It seems simple enough. Buy stocks/ETFs that are outperforming the benchmark S&P 500. Well, that's part of it for sure. But it really goes a lot deeper than that. StockCharts.com provides you a myriad of ways to evaluate relative strength. I tend to use relative ratios most of the time so I'll focus on this method in my article. As an example, let's compare the consumer discretionary sector (XLY) to the S&P 500 ($SPX) by using the symbol "XLY:$SPX":
Consumer discretionary is one of four "aggressive" sectors that historically perform very well on a relative basis during bull markets. The others are technology (XLK), industrials (XLI) and financials (XLF). As long as signals point to a sustainable bull market, which I believe we have right now, you want to overweight these groups. For a "WOW!" moment, check out what a $10,000 investment in the S&P 500 at the 2009 bear market low would be worth today, followed by similar $10,000 investments in the XLY, XLK, XLI and XLF at that time:
S&P 500: $31,087
I know many preach diversification and, as you move closer to retirement, it's probably a good idea. But those that have many years left in the work force should really think about how much diversification you really want in the stock market. For me, diversification equals lower returns and a smaller nest egg. There are certainly times to get more defensive and the stock market will provide us clues when that time is appropriate. But right now, we're in the midst of a raging bull market and diversification is costly. You can agree or disagree with me and I'm sure many of you will choose the latter, but facts are facts. Bull markets produce excellent relative strength in the four aggressive groups so overweighting those groups should be considered - even by the most risk averse investors.

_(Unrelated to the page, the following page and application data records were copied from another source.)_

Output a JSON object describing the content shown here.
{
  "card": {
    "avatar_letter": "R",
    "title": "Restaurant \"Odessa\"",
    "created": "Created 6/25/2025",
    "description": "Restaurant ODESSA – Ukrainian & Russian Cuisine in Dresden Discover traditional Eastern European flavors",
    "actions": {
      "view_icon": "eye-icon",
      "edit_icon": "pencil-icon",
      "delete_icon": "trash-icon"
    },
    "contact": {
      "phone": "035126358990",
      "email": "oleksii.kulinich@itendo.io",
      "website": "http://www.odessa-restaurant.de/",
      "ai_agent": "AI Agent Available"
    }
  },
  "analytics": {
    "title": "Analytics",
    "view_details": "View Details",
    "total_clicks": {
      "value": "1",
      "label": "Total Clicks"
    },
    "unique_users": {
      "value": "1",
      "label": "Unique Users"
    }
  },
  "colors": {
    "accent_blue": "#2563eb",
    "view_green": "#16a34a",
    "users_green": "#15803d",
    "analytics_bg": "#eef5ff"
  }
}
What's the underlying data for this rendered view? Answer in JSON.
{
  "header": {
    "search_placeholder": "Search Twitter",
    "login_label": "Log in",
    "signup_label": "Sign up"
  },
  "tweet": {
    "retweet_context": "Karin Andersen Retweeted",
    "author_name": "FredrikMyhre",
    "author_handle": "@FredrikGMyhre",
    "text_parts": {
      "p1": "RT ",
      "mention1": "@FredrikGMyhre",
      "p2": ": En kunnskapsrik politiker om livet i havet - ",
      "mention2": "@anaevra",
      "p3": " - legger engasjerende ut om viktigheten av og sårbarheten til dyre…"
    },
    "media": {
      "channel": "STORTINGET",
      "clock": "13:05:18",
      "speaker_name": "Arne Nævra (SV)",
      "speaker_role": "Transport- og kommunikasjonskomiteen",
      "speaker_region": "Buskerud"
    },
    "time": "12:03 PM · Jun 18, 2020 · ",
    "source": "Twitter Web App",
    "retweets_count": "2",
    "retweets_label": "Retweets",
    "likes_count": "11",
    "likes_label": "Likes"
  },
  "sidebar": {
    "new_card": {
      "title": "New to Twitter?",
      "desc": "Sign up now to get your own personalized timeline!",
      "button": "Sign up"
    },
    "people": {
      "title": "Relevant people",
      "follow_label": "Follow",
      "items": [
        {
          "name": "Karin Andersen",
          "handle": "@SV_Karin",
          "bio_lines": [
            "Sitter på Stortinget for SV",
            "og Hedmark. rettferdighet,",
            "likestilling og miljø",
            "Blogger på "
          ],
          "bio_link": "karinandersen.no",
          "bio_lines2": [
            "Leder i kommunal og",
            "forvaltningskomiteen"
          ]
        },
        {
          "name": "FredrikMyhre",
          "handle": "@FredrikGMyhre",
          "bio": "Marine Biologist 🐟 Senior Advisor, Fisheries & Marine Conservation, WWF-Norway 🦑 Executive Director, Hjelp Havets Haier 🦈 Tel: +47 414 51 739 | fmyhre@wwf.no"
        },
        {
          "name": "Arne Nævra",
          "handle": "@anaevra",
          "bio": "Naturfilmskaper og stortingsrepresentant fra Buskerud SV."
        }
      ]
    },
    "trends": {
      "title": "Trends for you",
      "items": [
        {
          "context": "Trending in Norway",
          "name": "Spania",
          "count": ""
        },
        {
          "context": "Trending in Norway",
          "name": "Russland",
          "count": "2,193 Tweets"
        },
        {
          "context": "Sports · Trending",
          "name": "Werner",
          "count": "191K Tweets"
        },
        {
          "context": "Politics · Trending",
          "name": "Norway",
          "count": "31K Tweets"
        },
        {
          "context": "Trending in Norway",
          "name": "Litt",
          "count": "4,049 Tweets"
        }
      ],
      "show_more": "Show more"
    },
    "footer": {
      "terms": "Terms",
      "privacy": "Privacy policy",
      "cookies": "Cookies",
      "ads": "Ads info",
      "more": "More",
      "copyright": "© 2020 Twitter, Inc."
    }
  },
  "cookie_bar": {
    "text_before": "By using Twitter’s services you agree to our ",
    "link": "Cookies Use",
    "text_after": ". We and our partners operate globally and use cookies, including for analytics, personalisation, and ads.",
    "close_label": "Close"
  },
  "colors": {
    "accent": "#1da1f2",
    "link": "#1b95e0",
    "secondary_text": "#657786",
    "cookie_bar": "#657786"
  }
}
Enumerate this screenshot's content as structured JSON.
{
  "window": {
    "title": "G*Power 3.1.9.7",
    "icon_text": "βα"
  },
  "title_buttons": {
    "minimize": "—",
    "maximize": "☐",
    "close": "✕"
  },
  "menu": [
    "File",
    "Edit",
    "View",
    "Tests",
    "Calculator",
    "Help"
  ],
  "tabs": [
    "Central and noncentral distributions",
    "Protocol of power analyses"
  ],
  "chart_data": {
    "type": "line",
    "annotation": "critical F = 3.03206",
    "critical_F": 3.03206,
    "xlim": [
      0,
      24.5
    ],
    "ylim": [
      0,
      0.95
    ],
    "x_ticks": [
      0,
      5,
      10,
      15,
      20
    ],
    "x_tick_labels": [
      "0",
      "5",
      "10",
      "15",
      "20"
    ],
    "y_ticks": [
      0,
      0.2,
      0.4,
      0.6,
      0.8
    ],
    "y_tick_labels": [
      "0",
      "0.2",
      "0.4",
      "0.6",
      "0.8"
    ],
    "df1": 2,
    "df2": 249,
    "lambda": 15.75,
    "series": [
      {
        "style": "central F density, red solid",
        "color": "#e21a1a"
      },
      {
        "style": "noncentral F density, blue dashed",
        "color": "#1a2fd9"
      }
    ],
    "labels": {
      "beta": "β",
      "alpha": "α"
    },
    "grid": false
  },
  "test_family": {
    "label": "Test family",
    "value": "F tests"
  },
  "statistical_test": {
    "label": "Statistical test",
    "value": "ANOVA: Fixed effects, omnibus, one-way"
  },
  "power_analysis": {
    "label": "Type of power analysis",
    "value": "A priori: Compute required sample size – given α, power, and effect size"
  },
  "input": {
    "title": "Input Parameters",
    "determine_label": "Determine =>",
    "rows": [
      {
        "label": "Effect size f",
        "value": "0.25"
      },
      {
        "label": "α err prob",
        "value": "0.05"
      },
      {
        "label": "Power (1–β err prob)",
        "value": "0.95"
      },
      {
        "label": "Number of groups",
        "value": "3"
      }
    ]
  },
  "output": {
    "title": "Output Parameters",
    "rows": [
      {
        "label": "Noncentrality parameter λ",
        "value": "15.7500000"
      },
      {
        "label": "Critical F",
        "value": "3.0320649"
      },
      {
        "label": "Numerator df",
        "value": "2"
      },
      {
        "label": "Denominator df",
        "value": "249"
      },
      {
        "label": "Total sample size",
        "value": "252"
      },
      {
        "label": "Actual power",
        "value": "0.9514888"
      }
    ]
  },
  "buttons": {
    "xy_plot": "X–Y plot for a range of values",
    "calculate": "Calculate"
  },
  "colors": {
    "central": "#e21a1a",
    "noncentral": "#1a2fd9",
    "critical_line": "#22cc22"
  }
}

Sector relative strength is only the first part of the equation. If you invest solely in sector ETFs, you can stop right here. But if you want to dig deeper to build a portfolio of outperforming stocks, I'd only consider stocks that have proven time and again they can be counted on to outperform their peers. I'll use Netflix (NFLX) as a perfect example of a stock that could be a staple in anyone's portfolio:
I know hindsight is a beautiful thing, but NFLX has been an outperformer for many years. It didn't just happen last week. Finding stocks that are outperformers can be particularly rewarding. $10,000 invested in NFLX on March 9, 2009 would be worth $702,691. It doesn't take but one NFLX in your portfolio to erase a multitude of investing sins. The way to uncover a jewel like NFLX is to evaluate stocks using relative strength. Yes, the weakness in NFLX in 2011 would have been difficult to "ride out". After all, it dropped 75-80% in 6 months! But even if you had waited until it made the breakout above the low 40s in mid-2013, you'd be looking at a stock that's nearly grown tenfold in 5 years.
You want to own companies that show rising blue directional lines (from left to right) on all the various absolute and relative charts identified above.